“Raoul Moat was a callous murderer. Full stop, end of story.”
So said David Cameron at Prime Minister’s Questions yesterday. Looking at the brutal nature of Moat’s crimes – one dead, two very seriously injured – it seems at first sight that Cameron’s comments were fair. A callous murderer – full stop, end of story.
Except that’s not the end of the story, because no human story is ever that simple. No one is going to defend Moat’s crimes, which were hideous and brutal and awful, and which spark justifiable revulsion.
But we need more from our politicians, and the Prime Minister should set an example. Dismissing people as callous murders is the easy, simplistic reaction of someone who doesn’t know all the facts. But we need better from our Prime Minister; we need him to see the nuance of each situation on which he comments.
Raoul Moat’s crimes were abhorrent, but he was also a damaged individual. He was both dangerous and vulnerable – as a significant number of people in Britain are. These crimes were heinous; but they were also tragic.
This new government, with a liberal ethic at its core, is not going to imprison every criminal (nor should it) . Thinking about how to maintain liberty while protecting the public is a major policy issue – and dismissing people simply as criminals, or murders and ending the debate there is not the answer to complex problems, esepcially since we know that understanding the reasons that criminals behave they way they do is a key to preventing further crime.
The Prime Minister betrayed a lack of nuance in his thinking and communication yesterday which should concern us, because of the way it implies he deals with other difficult situations: one look at the issue, one sentence, full stop, end of story. Few issues that cross the Prime Minister’s desk will ever be so simple.

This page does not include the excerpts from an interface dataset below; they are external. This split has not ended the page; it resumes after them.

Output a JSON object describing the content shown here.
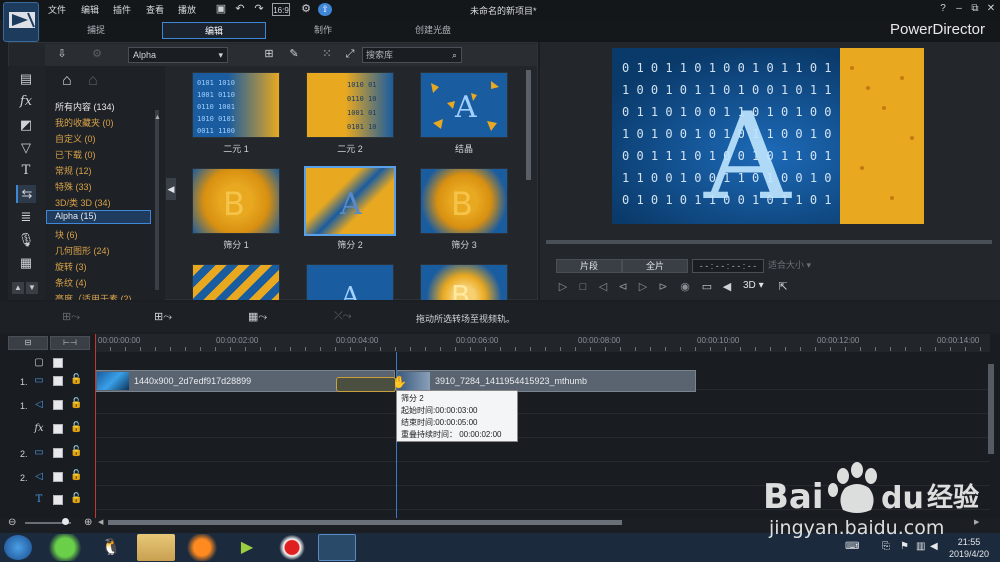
{
  "menu": [
    "文件",
    "编辑",
    "插件",
    "查看",
    "播放"
  ],
  "window_title": "未命名的新项目*",
  "window_buttons": [
    "?",
    "–",
    "⧉",
    "✕"
  ],
  "modes": [
    {
      "label": "捕捉"
    },
    {
      "label": "编辑"
    },
    {
      "label": "制作"
    },
    {
      "label": "创建光盘"
    }
  ],
  "brand": "PowerDirector",
  "library": {
    "filter_select": "Alpha",
    "search_placeholder": "搜索库",
    "categories": [
      "所有内容 (134)",
      "我的收藏夹 (0)",
      "自定义 (0)",
      "已下载 (0)",
      "常规 (12)",
      "特殊 (33)",
      "3D/类 3D (34)",
      "Alpha (15)",
      "块 (6)",
      "几何图形 (24)",
      "旋转 (3)",
      "条纹 (4)",
      "亮度（适用于素 (2)"
    ],
    "selected_category": "Alpha (15)",
    "thumbnails": [
      {
        "label": "二元 1"
      },
      {
        "label": "二元 2"
      },
      {
        "label": "结晶"
      },
      {
        "label": "筛分 1"
      },
      {
        "label": "筛分 2"
      },
      {
        "label": "筛分 3"
      },
      {
        "label": ""
      },
      {
        "label": ""
      },
      {
        "label": ""
      }
    ],
    "selected_thumbnail": "筛分 2"
  },
  "preview": {
    "letter": "A",
    "clip_button": "片段",
    "movie_button": "全片",
    "timecode": "- - : - - : - - : - -",
    "zoom": "适合大小",
    "mode_3d": "3D"
  },
  "timeline": {
    "hint": "拖动所选转场至视频轨。",
    "ruler": [
      "00:00:00:00",
      "00:00:02:00",
      "00:00:04:00",
      "00:00:06:00",
      "00:00:08:00",
      "00:00:10:00",
      "00:00:12:00",
      "00:00:14:00"
    ],
    "tracks": [
      {
        "num": "1.",
        "icon": "video-track-icon"
      },
      {
        "num": "1.",
        "icon": "audio-track-icon"
      },
      {
        "num": "",
        "icon": "fx-track-icon"
      },
      {
        "num": "2.",
        "icon": "video-track-icon"
      },
      {
        "num": "2.",
        "icon": "audio-track-icon"
      },
      {
        "num": "",
        "icon": "title-track-icon"
      }
    ],
    "clip1": "1440x900_2d7edf917d28899",
    "clip2": "3910_7284_1411954415923_mthumb",
    "tooltip": {
      "title": "筛分 2",
      "start": "起始时间:00:00:03:00",
      "end": "结束时间:00:00:05:00",
      "overlap": "重叠持续时间：  00:00:02:00"
    }
  },
  "taskbar": {
    "time": "21:55",
    "date": "2019/4/20"
  },
  "watermark": {
    "brand": "Bai",
    "brand2": "du",
    "brand_cn": "经验",
    "url": "jingyan.baidu.com"
  },
  "colors": {
    "accent": "#3e86d6",
    "category_text": "#d8a24a",
    "gold": "#e8a820",
    "blue": "#1a5ca0"
  }
}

Public policy is complex, the economy is complex, each person in this country is complex and contradictory. The Prime Minister operates in a world of shades of grey not black and white – and he has to show that he understands this if he wants to raise the standard of public debate in this country. We need nuance from the Prime Minister, not populism – we can get that in the tabloids or in the pub. The Prime Minister needs to show that empathy is not a vice, that the ability to recognise and evaluate different perspectives on any situation is a key attribute for a national leader, that the ability to understand why people do the things they do makes for an effective Prime Minister.
Good soundbite, Mr Cameron, – but we need to see that you see shades of grey.